What to produce >> Down to the last line, reproduce the records exactly.
BEGIN
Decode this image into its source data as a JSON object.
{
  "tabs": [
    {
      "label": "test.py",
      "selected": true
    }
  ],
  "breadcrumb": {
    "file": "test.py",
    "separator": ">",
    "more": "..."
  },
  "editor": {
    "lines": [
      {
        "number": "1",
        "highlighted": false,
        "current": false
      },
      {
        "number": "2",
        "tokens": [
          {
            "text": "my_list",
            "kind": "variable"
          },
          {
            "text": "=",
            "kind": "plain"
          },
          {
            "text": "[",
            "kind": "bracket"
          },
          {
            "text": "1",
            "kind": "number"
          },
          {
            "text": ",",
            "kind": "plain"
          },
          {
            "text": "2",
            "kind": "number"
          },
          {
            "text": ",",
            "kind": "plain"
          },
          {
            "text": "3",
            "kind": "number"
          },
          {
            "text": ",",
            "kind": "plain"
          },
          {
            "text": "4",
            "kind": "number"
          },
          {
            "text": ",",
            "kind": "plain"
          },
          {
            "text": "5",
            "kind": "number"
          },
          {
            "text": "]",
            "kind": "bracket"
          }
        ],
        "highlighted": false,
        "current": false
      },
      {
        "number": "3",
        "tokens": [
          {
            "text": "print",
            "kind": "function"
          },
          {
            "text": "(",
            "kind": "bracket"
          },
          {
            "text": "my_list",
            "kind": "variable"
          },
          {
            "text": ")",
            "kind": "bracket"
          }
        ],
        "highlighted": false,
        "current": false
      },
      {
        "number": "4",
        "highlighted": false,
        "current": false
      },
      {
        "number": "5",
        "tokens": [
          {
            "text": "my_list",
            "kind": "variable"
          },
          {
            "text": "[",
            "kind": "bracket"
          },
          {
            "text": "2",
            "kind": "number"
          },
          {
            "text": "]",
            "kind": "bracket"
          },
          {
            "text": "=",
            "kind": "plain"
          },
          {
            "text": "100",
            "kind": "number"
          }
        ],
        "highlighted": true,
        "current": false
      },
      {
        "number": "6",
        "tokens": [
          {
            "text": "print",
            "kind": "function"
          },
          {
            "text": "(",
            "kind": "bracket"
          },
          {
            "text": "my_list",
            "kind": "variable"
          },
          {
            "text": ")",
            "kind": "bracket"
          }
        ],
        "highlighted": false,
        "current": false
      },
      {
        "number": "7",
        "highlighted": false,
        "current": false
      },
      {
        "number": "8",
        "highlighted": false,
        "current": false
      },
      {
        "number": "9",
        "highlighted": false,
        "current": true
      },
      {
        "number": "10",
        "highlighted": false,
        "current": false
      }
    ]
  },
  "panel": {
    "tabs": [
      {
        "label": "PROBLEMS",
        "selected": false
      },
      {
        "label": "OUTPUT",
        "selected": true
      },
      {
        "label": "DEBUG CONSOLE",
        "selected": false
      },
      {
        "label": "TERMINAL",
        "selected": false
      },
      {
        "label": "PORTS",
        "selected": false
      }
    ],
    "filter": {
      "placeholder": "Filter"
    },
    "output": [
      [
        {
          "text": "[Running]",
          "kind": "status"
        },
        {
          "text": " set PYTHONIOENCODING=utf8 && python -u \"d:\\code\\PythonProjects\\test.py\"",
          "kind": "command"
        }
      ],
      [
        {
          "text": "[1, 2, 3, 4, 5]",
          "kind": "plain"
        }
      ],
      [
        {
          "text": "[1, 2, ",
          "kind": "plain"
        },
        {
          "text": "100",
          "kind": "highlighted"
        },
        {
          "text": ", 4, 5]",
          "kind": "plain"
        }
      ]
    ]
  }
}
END
Result of this exercise >>
Decode this image into its source data as a JSON object.
{
  "tabs": [
    {
      "label": "test.py",
      "selected": true
    }
  ],
  "breadcrumb": {
    "file": "test.py",
    "separator": ">",
    "more": "..."
  },
  "editor": {
    "lines": [
      {
        "number": "1",
        "highlighted": false,
        "current": false
      },
      {
        "number": "2",
        "tokens": [
          {
            "text": "my_list",
            "kind": "variable"
          },
          {
            "text": "=",
            "kind": "plain"
          },
          {
            "text": "[",
            "kind": "bracket"
          },
          {
            "text": "1",
            "kind": "number"
          },
          {
            "text": ",",
            "kind": "plain"
          },
          {
            "text": "2",
            "kind": "number"
          },
          {
            "text": ",",
            "kind": "plain"
          },
          {
            "text": "3",
            "kind": "number"
          },
          {
            "text": ",",
            "kind": "plain"
          },
          {
            "text": "4",
            "kind": "number"
          },
          {
            "text": ",",
            "kind": "plain"
          },
          {
            "text": "5",
            "kind": "number"
          },
          {
            "text": "]",
            "kind": "bracket"
          }
        ],
        "highlighted": false,
        "current": false
      },
      {
        "number": "3",
        "tokens": [
          {
            "text": "print",
            "kind": "function"
          },
          {
            "text": "(",
            "kind": "bracket"
          },
          {
            "text": "my_list",
            "kind": "variable"
          },
          {
            "text": ")",
            "kind": "bracket"
          }
        ],
        "highlighted": false,
        "current": false
      },
      {
        "number": "4",
        "highlighted": false,
        "current": false
      },
      {
        "number": "5",
        "tokens": [
          {
            "text": "my_list",
            "kind": "variable"
          },
          {
            "text": "[",
            "kind": "bracket"
          },
          {
            "text": "2",
            "kind": "number"
          },
          {
            "text": "]",
            "kind": "bracket"
          },
          {
            "text": "=",
            "kind": "plain"
          },
          {
            "text": "100",
            "kind": "number"
          }
        ],
        "highlighted": true,
        "current": false
      },
      {
        "number": "6",
        "tokens": [
          {
            "text": "print",
            "kind": "function"
          },
          {
            "text": "(",
            "kind": "bracket"
          },
          {
            "text": "my_list",
            "kind": "variable"
          },
          {
            "text": ")",
            "kind": "bracket"
          }
        ],
        "highlighted": false,
        "current": false
      },
      {
        "number": "7",
        "highlighted": false,
        "current": false
      },
      {
        "number": "8",
        "highlighted": false,
        "current": false
      },
      {
        "number": "9",
        "highlighted": false,
        "current": true
      },
      {
        "number": "10",
        "highlighted": false,
        "current": false
      }
    ]
  },
  "panel": {
    "tabs": [
      {
        "label": "PROBLEMS",
        "selected": false
      },
      {
        "label": "OUTPUT",
        "selected": true
      },
      {
        "label": "DEBUG CONSOLE",
        "selected": false
      },
      {
        "label": "TERMINAL",
        "selected": false
      },
      {
        "label": "PORTS",
        "selected": false
      }
    ],
    "filter": {
      "placeholder": "Filter"
    },
    "output": [
      [
        {
          "text": "[Running]",
          "kind": "status"
        },
        {
          "text": " set PYTHONIOENCODING=utf8 && python -u \"d:\\code\\PythonProjects\\test.py\"",
          "kind": "command"
        }
      ],
      [
        {
          "text": "[1, 2, 3, 4, 5]",
          "kind": "plain"
        }
      ],
      [
        {
          "text": "[1, 2, ",
          "kind": "plain"
        },
        {
          "text": "100",
          "kind": "highlighted"
        },
        {
          "text": ", 4, 5]",
          "kind": "plain"
        }
      ]
    ]
  }
}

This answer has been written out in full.